I've made no secret of my belief that the Baby Boomers built their success on the backs of their children. I've ranted in other threads about how they created massive jobs programs building large scale infrastructure projects using borrowed money. In doing so, they churned up the frothiest and longest-sustained runup in the stock market in its history. And they did it under far more relaxed environmental regulations.
That's a nice little speech Kombat, except that your facts are all screwed up. I don't know enough of Canadian history to use that as an example, so I'll confine my comments to US history.
As seen in the graph of US debt to GDP in another thread, Federal debt exploded during World War II to over 120 percent of GDP, and then began a decline that bottomed out at 32 percent of GDP in 1974. Federal debt almost doubled in the 1980s, reaching 60 percent of GDP in 1990 and peaking at 66 percent of GDP in 1996, before declining to 56 percent in 2001. Federal debt started increasing again in the 2000s, reaching 70 percent of GDP in 2008. Then it exploded in the aftermath of the Crash of 2008, reaching 102 percent of GDP in 2011.
Federal debt has breached 100 percent of GDP twice since 1900: during World War II and in the aftermath of the Crash of 2008.
So with the exception of the Reagan/Bush 1, Bush 2 and Obama years, Federal debt had been declining since WW2. Looks a lot like the Boomers were responsible for a sizable amount of debt reduction.
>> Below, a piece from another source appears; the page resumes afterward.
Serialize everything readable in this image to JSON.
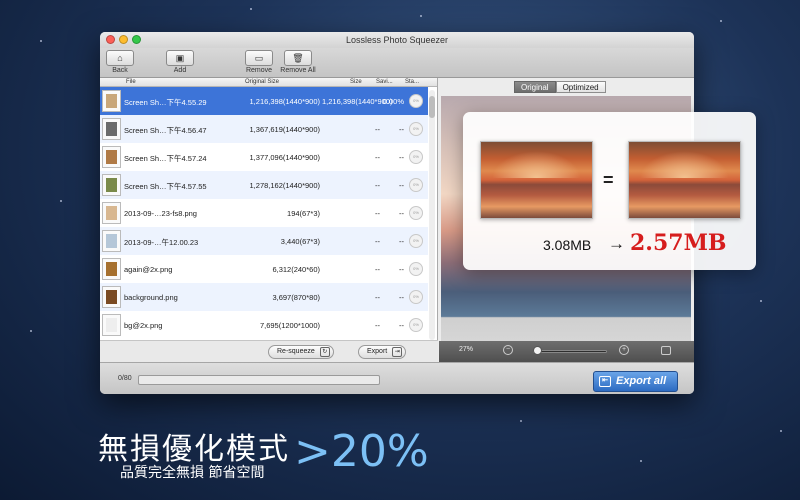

And what did we get for that? Oh, just stuff like the Interstate Highway System, the Internet, the end of polio, the space program (which paved the way for other stuff like satellite communications), small stuff like that. The list goes on and on. So basically the life you lead is built on the backs of what Boomers labored for. Not to mention that these things, aside from making modern life possible, created huge amounts of wealth and prosperity.
As for the stock market, there have always been booms and busts, from the tulip craze in Holland, the Great Depression, the crashes in the early 70s and the problems we have today. Seriously, you think this boom and bust cycle is new and unique to Boomers?
Now, Generation X and successive generations are left to clean up the mess. Many of those infrastructure projects are aging and crumbling, and need to be replaced. But they haven't even been paid for yet. So we (the Boomers' children) must not only pay for the old, crumbling system, but we must somehow pay for the replacement, too. And we must do it without creating too much CO2. And we must save for our own retirement, in the boundaries of a decade of stagnant financial markets and collapsing home values.
So build your own infrastructure and let the old stuff crumble. OR DO WITHOUT IT. Again, you use stuff another generation built, and now you resent having to pay for it's maintenance. Okaaay....
As for the environmental stuff, we know a lot more than we did then. Again, why pick on the Boomers? If you buy into the idea that global warming is caused by man, I think you need to go back to at least the start of the Industrial Revolution. Or maybe even the advent of slash and burn agriculture. The point is, things are what they are today. What do we do about it, besides whine?
As a Gen-X'er, I resent having to pay for both the new system, and the old system, while watching my parents "move the goal line" for retirement by doing things like raising the eligibility age for Social Security from 65 to 67. Being expected to pay far more for energy that doesn't fit someone's definition of being "green" enough just feels like rubbing salt in our wounds.
As I said above, try living without what the Boomers created. Join the Amish if you resent what they've done. My point is that you've profited handsomely in many ways from the Boomers' achievements. And yes, you're also suffering for it. Cry me a river.
Besides, plenty of Boomers are getting their just rewards. Some of them will never be able to retire. The years of living beyond their means has caught up with them. Their home values and portfolios have imploded. You have years left to recover and they don't. So what's your point?